form Nº 277.
The Mexican design scene is small, but all the better for being linked up. It is not as visible as it would like to be, but is on the way to becoming so through contributing to social change by liaising between industry, crafts, and society. In form 277, we have captured this development in articles on the history of and present-day Mexican design, in interviews with current movers and shakers, and by using examples from the built environment.
Betaking oneself to a new country means breaking new ground. This is why we are focusing on examples of architecture drawn from throughout the whole of Mexico. To do this, Juan José Kochen has put together nine representative buildings that have been built or modified in the past six years.
The reminder of Mexico’s geographical proximity to the USA is usually noted in negative headlines in the press, although the design history of both countries demonstrates that there has been fruitful interaction on this front since the year dot. Ana Elena Mallet exemplifies this using Mexican jewellery design, which made Taxco a creative hotspot for Mexicans and American citizens from all creative disciplines.
Likewise, by casting a glance beyond the borders of their own country, four proponents of the Mexican design scene, if they have not already studied abroad, are making a difference as professional designers on the international stage. Moisés Hernandéz, José de la O, Joel Escalona, and Jorge Diego Etienne discuss their views of Mexican design in four short interviews.
In their articles, Kassim Vera and Regina Pozo expound what distinguishes current Mexican design and where it is likely to go in the future. These articles look at the role of design in everyday life, and at the context in which design is embedded in Mexico.
In addition, we report in this latest issue on the development of an insulin kit for children, introduce new typeface developments and investigate the current hype about manifestos in design. Furthermore, in the Archive section, we take a look at the history of the hologram as a form of presentation, and there is an interview on the future of the batteries in the Material section.
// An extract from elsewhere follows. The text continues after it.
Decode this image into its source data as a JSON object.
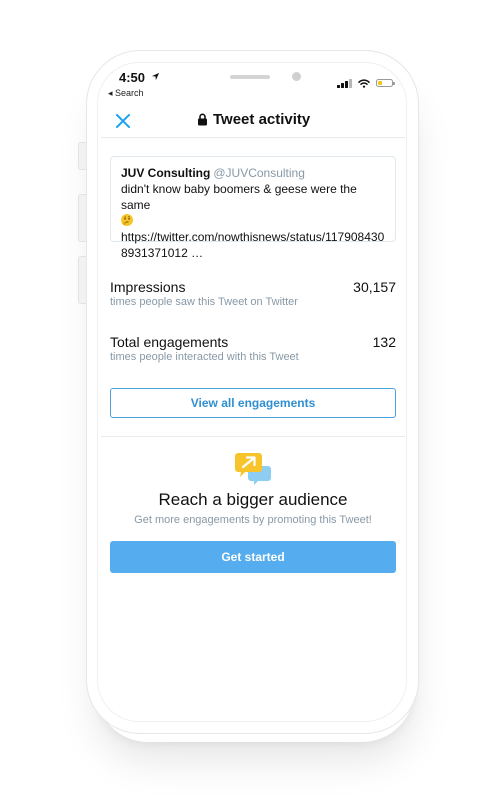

As always, you can read three articles from this issue online. This time the articles are “Erzählstrukturen – Storylines” on contemporary illustration, Kassim Vera’s article entitled “Streifzüge durch den Alltag – Design for the People” on the current design trends in Mexico, and a piece on the progressive digitalisation in the fashion industry, “The Digital Season”.